_RECORDS FOR THE TASK_.
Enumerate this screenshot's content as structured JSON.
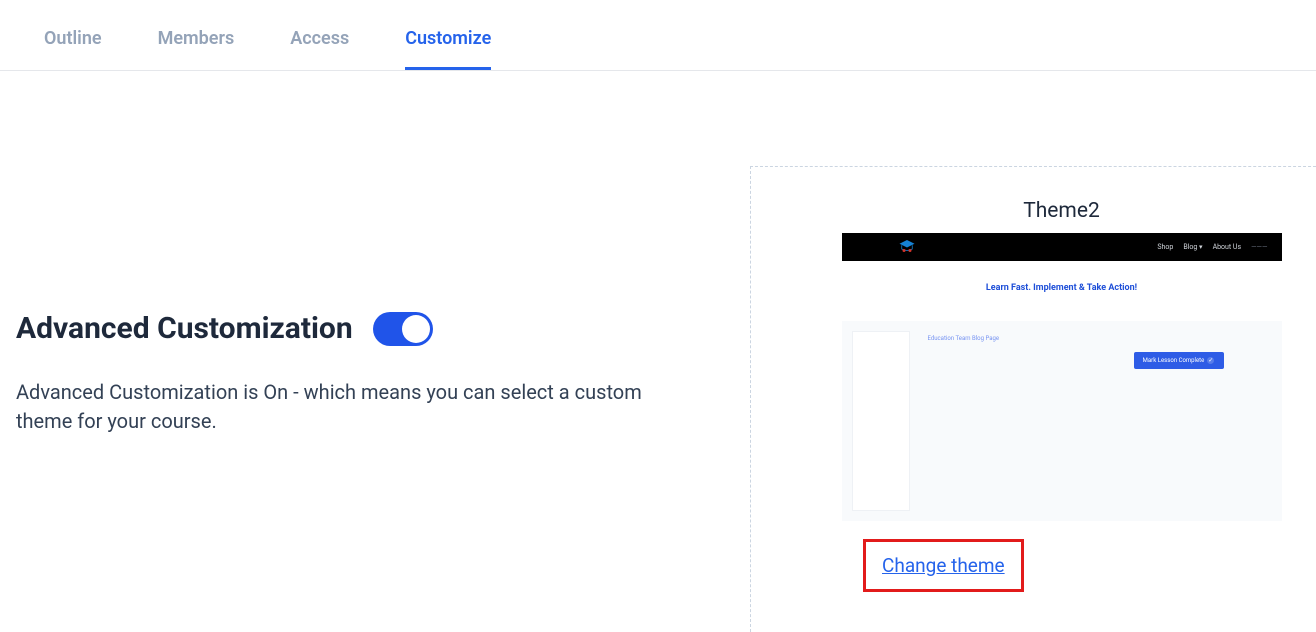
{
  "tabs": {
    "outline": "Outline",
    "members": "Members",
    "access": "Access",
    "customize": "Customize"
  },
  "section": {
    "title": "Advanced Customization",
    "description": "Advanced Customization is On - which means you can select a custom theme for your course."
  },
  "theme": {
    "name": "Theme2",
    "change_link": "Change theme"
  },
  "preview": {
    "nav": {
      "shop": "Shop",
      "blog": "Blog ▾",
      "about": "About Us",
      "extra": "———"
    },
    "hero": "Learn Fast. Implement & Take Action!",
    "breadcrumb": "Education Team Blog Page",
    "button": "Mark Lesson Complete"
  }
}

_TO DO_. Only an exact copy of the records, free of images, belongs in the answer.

_ANSWER SECTION_.
Enumerate this screenshot's content as structured JSON.
{
  "tabs": {
    "outline": "Outline",
    "members": "Members",
    "access": "Access",
    "customize": "Customize"
  },
  "section": {
    "title": "Advanced Customization",
    "description": "Advanced Customization is On - which means you can select a custom theme for your course."
  },
  "theme": {
    "name": "Theme2",
    "change_link": "Change theme"
  },
  "preview": {
    "nav": {
      "shop": "Shop",
      "blog": "Blog ▾",
      "about": "About Us",
      "extra": "———"
    },
    "hero": "Learn Fast. Implement & Take Action!",
    "breadcrumb": "Education Team Blog Page",
    "button": "Mark Lesson Complete"
  }
}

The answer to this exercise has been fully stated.